The painted surrounding panels, also in trompe green, have been re-created from Country Life photographs also by Christian Corgier. An unexpected bonus is the discovery under paper and paint of Classical landscape panels set in the rectangular Palladian architraves round the lower walls. These paintings have been restored, by Jane Rutherfoord, and add liveliness to the architecture.
The restoration of Wyatt’s splendid enfilade has been completed in the Drawing Room. There, the Edwardian pilasters have been removed and the frieze restored. The walls have been re-hung with silk, which was always the intention, but repeating the pattern and colour of the 3rd Lord Alington’s choice. This now forms the background to full-length portraits that were already in the house, as well as landscapes from the Chilton Collection.
The barrel-vaulted ceiling, a masterwork by Wyatt, Rebecca and Rose has been cleaned and touched up with the original—mainly blue and pink—colours ascertained by Mr Baty.
Crichel’s place in Wyatt’s legacy
Most important of all, a large Venetian window with scagliola columns that formerly dominated the Drawing Room has been restored on the evidence of the 1925 photographs. The diameter of the columns was clarified by their stone bases, discovered when the floor was opened up, and the Corinthian capitals are Wyatt’s favourite Pantheon model as deployed, for instance, in the hall and library at Heveningham.
Kevin Gannon has created the Siena scagliola of the columns and an early-19th-century white-marble statue of Venus on a plinth before the central arch completes the monumental climax of one of the great suites of neo-Classical rooms of England.
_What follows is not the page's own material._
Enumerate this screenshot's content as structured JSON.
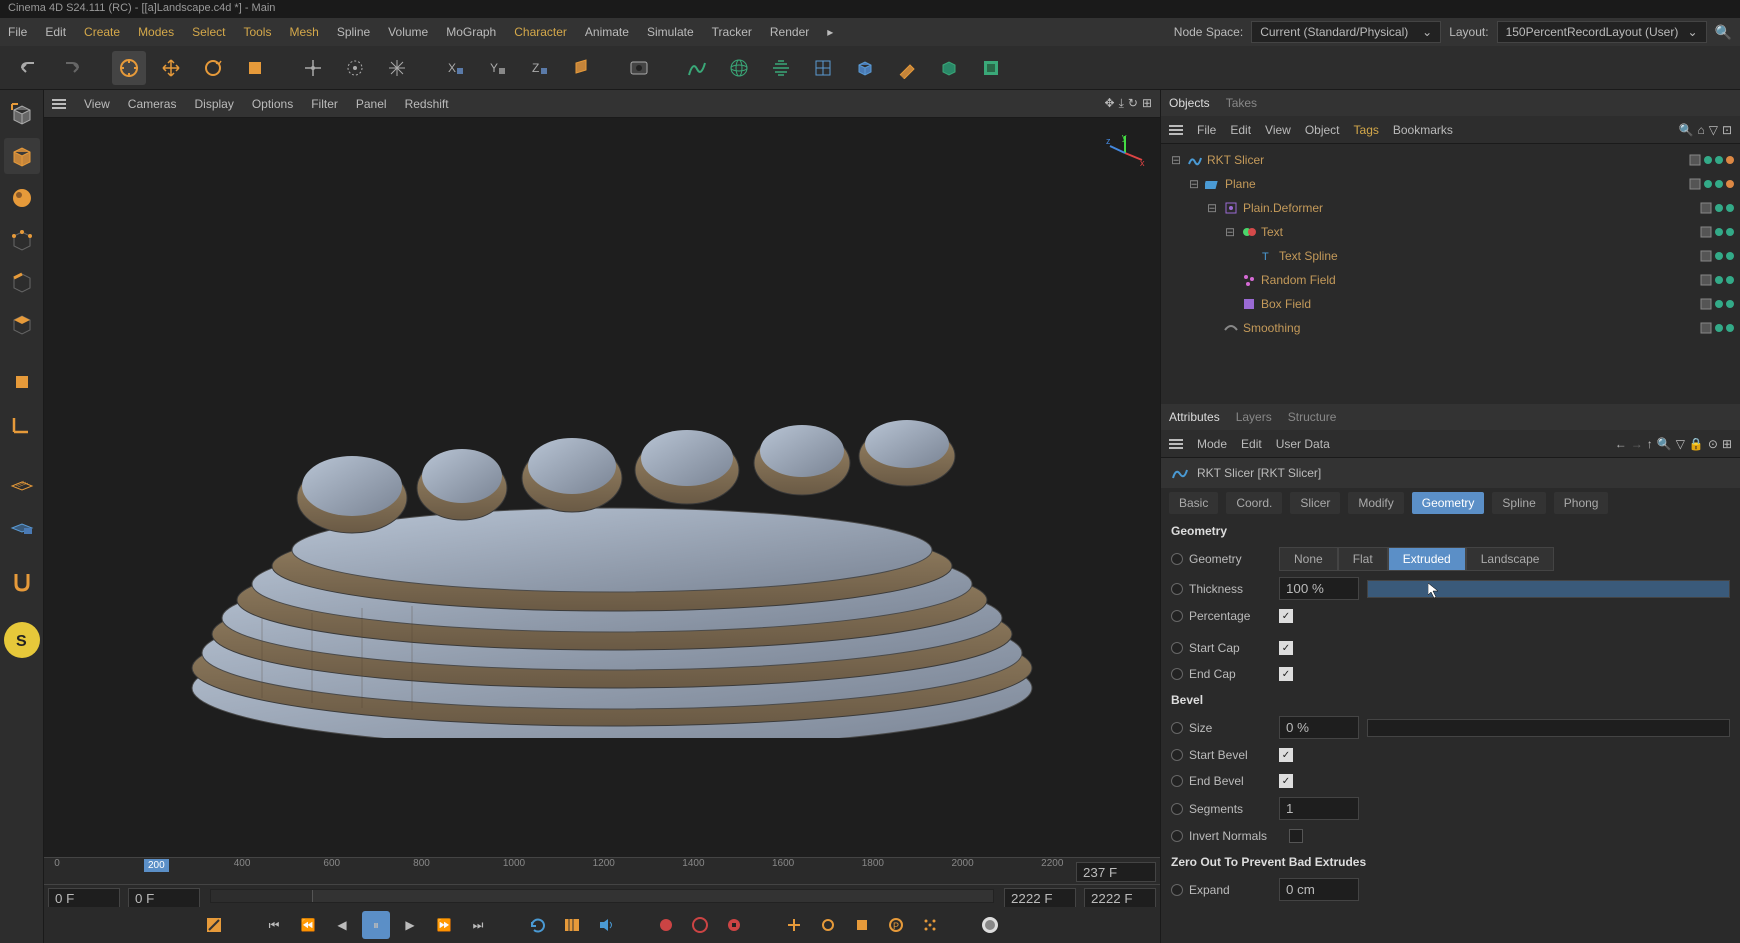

In recent years, Wyatt’s greatest buildings have been reinstated one by one: the Etruscan Temple at Fawley, the Darnley Mausoleum at Cobham, the Egyptian Dining Room at Goodwood and the sculpture galleries in the Gothic Cloisters at Wilton. The state rooms at Crichel are now a worthy addition to this remarkable constellation of scholarly restorations.